Exercise goal = Below are some records. How many of their lines contain the string "Your"? Give the number only.

Provided records: Begin

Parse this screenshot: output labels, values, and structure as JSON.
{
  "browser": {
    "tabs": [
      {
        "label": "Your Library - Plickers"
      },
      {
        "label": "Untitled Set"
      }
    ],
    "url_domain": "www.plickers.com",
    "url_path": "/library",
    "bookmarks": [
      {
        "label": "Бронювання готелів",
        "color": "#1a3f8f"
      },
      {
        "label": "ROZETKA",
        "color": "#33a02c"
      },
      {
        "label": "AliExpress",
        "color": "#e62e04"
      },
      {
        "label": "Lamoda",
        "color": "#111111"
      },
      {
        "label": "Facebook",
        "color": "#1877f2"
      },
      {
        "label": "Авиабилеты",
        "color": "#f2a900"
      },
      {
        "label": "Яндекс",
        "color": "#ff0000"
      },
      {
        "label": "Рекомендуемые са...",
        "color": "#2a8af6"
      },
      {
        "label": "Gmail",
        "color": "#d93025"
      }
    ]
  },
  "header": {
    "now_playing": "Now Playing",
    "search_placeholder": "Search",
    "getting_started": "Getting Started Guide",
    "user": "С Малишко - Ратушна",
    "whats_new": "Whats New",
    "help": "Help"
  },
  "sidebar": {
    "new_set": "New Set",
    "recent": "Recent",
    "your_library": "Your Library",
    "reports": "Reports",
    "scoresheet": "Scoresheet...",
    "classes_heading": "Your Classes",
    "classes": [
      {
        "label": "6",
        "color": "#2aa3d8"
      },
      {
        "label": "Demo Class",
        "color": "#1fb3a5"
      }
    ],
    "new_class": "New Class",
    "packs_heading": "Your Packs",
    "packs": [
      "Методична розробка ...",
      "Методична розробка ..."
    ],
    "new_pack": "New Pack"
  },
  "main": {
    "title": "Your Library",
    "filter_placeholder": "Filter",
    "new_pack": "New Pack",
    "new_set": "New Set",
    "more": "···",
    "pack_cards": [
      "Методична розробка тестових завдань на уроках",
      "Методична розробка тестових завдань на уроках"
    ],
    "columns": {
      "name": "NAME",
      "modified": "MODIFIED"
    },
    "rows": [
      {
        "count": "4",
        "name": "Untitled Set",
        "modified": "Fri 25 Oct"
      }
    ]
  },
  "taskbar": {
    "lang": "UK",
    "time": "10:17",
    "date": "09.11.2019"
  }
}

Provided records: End

Answer section = 5